Many years ago when Aero Gear began our lean journey, we began a TPM (total preventative maintenance) program. It was an exciting time in the business as we transformed the company to flow the product and established the TPM program to ensure we kept the equipment running in order to support the flow. It was the beginning of establishing a partnership between the maintenance department and the operators running the equipment. The operators began performing daily/weekly checks and kept the maintenance staff informed of any issues with the equipment. The maintenance staff would perform the more in-depth maintenance typically every 6 months as well as any other problems/breakdowns.
This system has worked well for us for many years. As part of our Continuous Improvement efforts a couple of months ago we had a Kaizen in our maintenance department. The Kaizen started out as a 6S Kaizen, but soon led to discussions like “what is our vision for the maintenance department?” as well as “how do we do a better job predicting/preventing breakdowns?”.
These discussions prompted us to locate an industry expert to help us establish a plan to take our maintenance efforts to the next level. This past month the industry expert (John Kravonthka) came to our company to facilitate a 3 day training Kaizen called “Maintenance Excellence Training” with tremendous success.
The training session involved the maintenance department as well as selected members of the operations team. It was a combination of classroom and “hands-on” with the equipment on the floor and resulted in:
1.) Developing a maintenance vision
2.) Identifying and having a plan for critical equipment
3.) Established a Goal: Zero equipment stoppages – how does equipment fail?
4.) Developed lubrication excellence
5.) Metrics: Measure against World Class Maintenance
6.) Developed a go-forward plan/strategy

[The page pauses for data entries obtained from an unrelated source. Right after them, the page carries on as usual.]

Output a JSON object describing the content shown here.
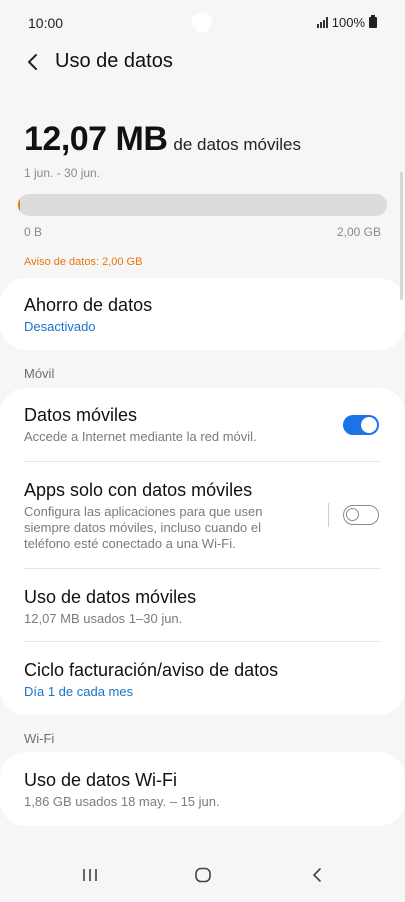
{
  "status": {
    "time": "10:00",
    "battery": "100%"
  },
  "header": {
    "title": "Uso de datos"
  },
  "usage": {
    "amount": "12,07 MB",
    "unit_text": "de datos móviles",
    "period": "1 jun. - 30 jun.",
    "progress_fraction": 0.006,
    "bar_min": "0 B",
    "bar_max": "2,00 GB",
    "warning": "Aviso de datos: 2,00 GB"
  },
  "data_saver": {
    "title": "Ahorro de datos",
    "status": "Desactivado"
  },
  "mobile": {
    "section_label": "Móvil",
    "mobile_data": {
      "title": "Datos móviles",
      "subtitle": "Accede a Internet mediante la red móvil.",
      "enabled": true
    },
    "mobile_only_apps": {
      "title": "Apps solo con datos móviles",
      "subtitle": "Configura las aplicaciones para que usen siempre datos móviles, incluso cuando el teléfono esté conectado a una Wi-Fi.",
      "enabled": false
    },
    "mobile_usage": {
      "title": "Uso de datos móviles",
      "subtitle": "12,07 MB usados 1–30 jun."
    },
    "billing": {
      "title": "Ciclo facturación/aviso de datos",
      "subtitle": "Día 1 de cada mes"
    }
  },
  "wifi": {
    "section_label": "Wi-Fi",
    "wifi_usage": {
      "title": "Uso de datos Wi-Fi",
      "subtitle": "1,86 GB usados 18 may. – 15 jun."
    }
  },
  "colors": {
    "accent": "#1a73e8",
    "link": "#1a73c9",
    "warning": "#e8760a",
    "background": "#f6f6f6"
  },
  "icons": {
    "back": "chevron-left-icon",
    "recent": "recent-apps-icon",
    "home": "home-icon",
    "nav_back": "back-icon"
  }
}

This event turned out to be much more than a training session. It was a highly effective Kaizen that will lead to better productivity, profitability and pride in the workplace. It became apparent to our team that maintenance should not be viewed as a “necessary evil” but rather as an opportunity to be more successful. The other lesson learned was that Continuous Improvement means pushing the organization to be better and not settling for status quo. There are always ways to improve and perform better, reflecting our corporate ethos of insisting on excellence, throughout the Aero gear business.